Man talking with group of people
Attendees of the open house take a guided tour of one of the telescopes at Apache Point Observatory. (NMSU photo by Audry Olmsted)

That is what Mark Klaene, site operations manager for New Mexico State University's Apache Point Observatory wished he had done prior to the open house his facility hosted recently.

"The pie is for the observing night staff, but the real reason for the pie is to appease the weather gods so that you will have clear weather," he said with a smile. "I wish I had my magic wand so I can always arrange for clear skies when this happens."

Unfortunately, Klaene forgot the pie and attendees at the open house had hit-and-miss chances to view stellar objects in the night sky from the Astrophysical Research Corporation 3.5-meter telescope. But with a little patience, and some silent prayers, the clouds occasionally parted, giving for many of the attendees, a once-in-a-lifetime opportunity to view the stars through such a powerful telescope.

The observatory invited the area community and school children - along with their parents - to come out March 22 to the site and learn about what Apache Point is all about.

Along with looking through the 3.5-meter telescope, participants also toured the Sloan Digital Sky Survey 2.5-meter telescope and the lab where the staff spends tedious hours manually plugging plates - one fiber optic cable at a time - to observe spectra. They also got to go through the visitor's center at the National Solar Observatory and viewed a presentation on the highlights of Apache Point.

Faculty and staff coordinated the open house, largely led by the direction of Gretchen Van Doren, program manager at the observatory.

Klaene said the goal of the open house was three-fold: educate the local community about the observatory that is off the beaten path in the Sacramento Mountains, near Sunspot; show the community the important role they play in helping the staff perform science; and to show off the accomplishments of the observatory and its staff.

"I am very proud of the staff who work here," he said. "This open house was an opportunity for them to show off what they do here. Nearly all of my staff volunteered their time to be at the open house. Of those who did not show up, one was sick and the other two live outside the local area and could not make it. Some of our volunteers brought their spouses and girlfriends and boyfriends to help out."

Perhaps the biggest aspect of Apache Point Observatory people can be proud of is that all the data collected by the telescopes is available to the public online at http://www.apo.nmsu.edu/.

Klaene said attendees have traveled from as far away as Kansas to attend the open houses.

"A lot of work goes into putting together these open houses, but it is all worth it. There are many people who tell us they enjoy the experience," he said.

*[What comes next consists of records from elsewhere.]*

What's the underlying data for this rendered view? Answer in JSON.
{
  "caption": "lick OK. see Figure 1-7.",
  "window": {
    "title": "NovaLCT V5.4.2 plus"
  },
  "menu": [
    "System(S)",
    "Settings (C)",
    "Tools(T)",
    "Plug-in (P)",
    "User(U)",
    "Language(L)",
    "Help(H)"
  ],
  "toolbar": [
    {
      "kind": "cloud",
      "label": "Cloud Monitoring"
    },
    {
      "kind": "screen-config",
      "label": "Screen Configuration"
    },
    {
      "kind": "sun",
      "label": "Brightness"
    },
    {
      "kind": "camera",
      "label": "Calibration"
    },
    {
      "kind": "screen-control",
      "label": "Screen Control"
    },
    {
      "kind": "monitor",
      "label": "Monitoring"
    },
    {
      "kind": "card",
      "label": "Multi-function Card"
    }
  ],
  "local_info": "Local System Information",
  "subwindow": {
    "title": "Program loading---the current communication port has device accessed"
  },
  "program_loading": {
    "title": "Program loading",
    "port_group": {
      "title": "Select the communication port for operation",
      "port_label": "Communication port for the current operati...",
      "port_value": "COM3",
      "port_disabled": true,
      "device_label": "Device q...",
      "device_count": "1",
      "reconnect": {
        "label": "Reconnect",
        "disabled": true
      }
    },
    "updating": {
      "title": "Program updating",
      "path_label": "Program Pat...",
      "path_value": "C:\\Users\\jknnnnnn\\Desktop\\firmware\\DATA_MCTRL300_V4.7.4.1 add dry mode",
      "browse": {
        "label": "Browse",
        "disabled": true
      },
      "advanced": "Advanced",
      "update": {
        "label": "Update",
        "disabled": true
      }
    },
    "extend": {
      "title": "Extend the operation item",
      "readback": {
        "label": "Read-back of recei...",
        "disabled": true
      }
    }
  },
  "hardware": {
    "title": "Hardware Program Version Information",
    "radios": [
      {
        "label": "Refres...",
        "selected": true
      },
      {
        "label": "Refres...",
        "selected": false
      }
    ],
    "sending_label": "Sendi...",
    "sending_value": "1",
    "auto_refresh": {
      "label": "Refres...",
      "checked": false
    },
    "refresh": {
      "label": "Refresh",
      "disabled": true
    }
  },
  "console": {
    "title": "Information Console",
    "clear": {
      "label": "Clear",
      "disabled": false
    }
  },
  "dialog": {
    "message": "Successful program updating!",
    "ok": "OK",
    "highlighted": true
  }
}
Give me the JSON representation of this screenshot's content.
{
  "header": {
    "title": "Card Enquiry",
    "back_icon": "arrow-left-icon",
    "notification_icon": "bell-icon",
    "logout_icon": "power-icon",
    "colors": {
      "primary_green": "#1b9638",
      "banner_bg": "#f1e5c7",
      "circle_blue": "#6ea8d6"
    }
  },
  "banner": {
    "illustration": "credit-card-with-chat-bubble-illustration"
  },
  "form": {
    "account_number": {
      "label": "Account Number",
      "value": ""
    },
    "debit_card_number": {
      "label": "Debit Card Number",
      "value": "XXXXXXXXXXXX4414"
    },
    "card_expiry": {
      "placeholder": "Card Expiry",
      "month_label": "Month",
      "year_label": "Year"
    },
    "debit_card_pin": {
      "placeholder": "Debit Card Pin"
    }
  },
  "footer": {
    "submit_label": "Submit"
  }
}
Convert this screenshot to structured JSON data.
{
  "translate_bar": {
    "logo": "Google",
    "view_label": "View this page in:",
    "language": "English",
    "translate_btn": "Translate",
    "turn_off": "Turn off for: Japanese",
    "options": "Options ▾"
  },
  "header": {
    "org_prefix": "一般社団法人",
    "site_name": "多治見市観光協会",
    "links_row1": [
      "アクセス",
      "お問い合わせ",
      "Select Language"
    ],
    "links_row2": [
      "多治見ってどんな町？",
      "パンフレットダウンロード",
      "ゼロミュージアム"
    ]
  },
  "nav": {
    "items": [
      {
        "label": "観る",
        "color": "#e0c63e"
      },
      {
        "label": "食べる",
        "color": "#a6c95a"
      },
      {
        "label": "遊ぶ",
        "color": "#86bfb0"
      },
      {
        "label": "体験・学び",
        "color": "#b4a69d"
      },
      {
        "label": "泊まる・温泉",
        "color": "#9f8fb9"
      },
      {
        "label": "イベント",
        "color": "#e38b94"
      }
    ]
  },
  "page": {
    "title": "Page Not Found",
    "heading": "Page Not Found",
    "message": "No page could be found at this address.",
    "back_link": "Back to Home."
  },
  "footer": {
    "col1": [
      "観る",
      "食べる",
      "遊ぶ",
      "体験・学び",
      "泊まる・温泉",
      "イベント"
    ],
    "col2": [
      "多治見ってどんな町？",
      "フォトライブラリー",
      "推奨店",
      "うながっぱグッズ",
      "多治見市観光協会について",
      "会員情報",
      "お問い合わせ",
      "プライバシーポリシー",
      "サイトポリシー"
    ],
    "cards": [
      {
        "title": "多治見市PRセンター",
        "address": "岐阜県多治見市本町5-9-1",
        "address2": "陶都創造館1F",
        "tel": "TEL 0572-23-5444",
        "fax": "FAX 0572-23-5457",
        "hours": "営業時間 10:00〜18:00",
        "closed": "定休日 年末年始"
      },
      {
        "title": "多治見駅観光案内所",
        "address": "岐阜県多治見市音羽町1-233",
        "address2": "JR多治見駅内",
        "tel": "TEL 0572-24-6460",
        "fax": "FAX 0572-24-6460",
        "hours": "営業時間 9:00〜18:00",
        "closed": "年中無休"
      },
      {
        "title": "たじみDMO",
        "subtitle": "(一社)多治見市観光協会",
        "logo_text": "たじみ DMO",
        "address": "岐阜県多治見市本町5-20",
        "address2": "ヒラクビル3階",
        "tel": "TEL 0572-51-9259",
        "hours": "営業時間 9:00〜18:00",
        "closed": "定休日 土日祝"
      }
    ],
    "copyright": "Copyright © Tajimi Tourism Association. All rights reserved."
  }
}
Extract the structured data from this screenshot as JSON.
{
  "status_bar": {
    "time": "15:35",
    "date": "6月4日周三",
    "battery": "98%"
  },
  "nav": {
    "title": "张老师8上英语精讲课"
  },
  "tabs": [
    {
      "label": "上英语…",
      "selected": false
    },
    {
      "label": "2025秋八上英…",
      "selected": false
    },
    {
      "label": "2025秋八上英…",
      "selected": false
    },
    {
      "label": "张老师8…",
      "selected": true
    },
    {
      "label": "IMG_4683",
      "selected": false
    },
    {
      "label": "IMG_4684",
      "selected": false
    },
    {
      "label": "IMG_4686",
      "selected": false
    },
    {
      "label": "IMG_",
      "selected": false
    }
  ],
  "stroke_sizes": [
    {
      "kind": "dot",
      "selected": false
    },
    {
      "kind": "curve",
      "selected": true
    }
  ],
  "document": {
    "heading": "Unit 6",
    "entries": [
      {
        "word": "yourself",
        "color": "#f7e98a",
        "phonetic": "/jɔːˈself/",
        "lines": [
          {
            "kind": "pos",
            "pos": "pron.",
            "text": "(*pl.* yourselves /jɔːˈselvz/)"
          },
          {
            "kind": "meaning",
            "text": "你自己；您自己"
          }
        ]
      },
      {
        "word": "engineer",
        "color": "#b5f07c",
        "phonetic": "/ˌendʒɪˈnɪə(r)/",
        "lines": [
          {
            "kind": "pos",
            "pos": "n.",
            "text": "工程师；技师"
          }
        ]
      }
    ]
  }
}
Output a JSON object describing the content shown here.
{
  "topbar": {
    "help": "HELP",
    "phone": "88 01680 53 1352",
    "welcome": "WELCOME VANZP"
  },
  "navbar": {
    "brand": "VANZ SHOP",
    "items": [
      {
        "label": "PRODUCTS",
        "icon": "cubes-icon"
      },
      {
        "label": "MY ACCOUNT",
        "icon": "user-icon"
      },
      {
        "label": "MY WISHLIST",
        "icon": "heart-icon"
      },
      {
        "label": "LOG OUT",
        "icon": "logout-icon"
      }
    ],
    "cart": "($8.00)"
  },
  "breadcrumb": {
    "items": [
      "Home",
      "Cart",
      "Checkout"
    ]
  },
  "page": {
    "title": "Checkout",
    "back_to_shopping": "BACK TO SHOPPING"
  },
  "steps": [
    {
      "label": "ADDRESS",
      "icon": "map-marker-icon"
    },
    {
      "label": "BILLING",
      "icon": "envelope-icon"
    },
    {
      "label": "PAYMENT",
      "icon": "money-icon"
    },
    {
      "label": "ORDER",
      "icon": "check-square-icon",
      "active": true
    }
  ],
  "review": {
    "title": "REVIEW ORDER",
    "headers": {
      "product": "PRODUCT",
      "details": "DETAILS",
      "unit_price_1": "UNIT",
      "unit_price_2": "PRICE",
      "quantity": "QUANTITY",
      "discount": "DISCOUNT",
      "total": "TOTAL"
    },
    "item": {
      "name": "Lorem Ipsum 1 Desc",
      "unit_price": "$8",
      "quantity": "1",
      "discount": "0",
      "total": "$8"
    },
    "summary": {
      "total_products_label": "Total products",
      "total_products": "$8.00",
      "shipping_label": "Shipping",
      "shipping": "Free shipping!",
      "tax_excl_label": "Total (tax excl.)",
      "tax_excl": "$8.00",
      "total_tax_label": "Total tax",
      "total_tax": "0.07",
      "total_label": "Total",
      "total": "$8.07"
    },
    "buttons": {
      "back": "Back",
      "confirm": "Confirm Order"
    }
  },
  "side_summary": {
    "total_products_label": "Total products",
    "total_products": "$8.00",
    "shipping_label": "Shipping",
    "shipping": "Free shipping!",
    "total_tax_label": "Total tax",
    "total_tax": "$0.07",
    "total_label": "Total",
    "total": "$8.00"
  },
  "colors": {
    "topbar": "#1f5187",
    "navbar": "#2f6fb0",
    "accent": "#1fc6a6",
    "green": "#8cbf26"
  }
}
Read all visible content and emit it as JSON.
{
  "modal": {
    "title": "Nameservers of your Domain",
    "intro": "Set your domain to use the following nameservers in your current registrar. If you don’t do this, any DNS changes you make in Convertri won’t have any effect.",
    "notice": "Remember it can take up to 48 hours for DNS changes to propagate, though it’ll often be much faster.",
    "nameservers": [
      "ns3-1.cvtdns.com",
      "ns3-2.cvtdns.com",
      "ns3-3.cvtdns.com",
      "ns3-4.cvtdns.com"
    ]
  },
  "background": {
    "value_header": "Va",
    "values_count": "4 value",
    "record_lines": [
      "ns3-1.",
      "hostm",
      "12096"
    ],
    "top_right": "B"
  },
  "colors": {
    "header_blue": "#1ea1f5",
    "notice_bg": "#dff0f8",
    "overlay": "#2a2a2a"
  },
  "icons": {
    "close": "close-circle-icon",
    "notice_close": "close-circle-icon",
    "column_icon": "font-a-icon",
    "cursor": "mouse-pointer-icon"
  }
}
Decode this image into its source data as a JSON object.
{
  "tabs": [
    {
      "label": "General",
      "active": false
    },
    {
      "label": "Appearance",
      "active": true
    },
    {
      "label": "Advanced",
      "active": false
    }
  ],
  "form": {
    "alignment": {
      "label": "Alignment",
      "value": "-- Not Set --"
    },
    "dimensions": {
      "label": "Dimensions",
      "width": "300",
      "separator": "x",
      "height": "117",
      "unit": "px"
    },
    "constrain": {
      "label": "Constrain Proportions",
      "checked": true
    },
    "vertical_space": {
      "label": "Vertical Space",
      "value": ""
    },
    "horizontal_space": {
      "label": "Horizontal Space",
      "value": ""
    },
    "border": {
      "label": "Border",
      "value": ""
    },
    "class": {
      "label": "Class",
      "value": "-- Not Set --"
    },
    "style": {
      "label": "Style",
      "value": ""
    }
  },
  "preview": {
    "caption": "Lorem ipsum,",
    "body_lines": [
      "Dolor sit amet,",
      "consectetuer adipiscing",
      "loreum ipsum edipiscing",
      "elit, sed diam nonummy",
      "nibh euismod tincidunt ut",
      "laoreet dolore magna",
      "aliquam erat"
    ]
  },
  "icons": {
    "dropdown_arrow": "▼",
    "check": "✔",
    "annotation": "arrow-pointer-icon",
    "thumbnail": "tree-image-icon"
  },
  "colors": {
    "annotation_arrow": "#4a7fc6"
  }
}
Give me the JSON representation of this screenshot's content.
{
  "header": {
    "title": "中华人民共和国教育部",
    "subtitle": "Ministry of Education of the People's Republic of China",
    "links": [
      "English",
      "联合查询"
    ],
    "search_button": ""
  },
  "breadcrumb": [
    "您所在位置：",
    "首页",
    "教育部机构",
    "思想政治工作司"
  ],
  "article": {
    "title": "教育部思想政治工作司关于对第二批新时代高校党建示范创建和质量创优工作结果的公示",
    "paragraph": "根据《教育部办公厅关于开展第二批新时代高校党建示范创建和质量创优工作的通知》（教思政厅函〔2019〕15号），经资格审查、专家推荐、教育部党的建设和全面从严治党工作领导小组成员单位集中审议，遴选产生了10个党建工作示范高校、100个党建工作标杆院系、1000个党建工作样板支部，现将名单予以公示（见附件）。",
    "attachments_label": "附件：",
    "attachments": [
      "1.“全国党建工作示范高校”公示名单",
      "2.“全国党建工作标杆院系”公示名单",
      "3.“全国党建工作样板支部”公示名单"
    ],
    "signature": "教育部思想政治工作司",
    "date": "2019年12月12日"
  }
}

In the future, Klaene is sure to remember one important before opening the doors to the public.

"From now on, when it comes to open house nights, I will be buying pies to see if I can help appease the weather gods to get clearer nights!"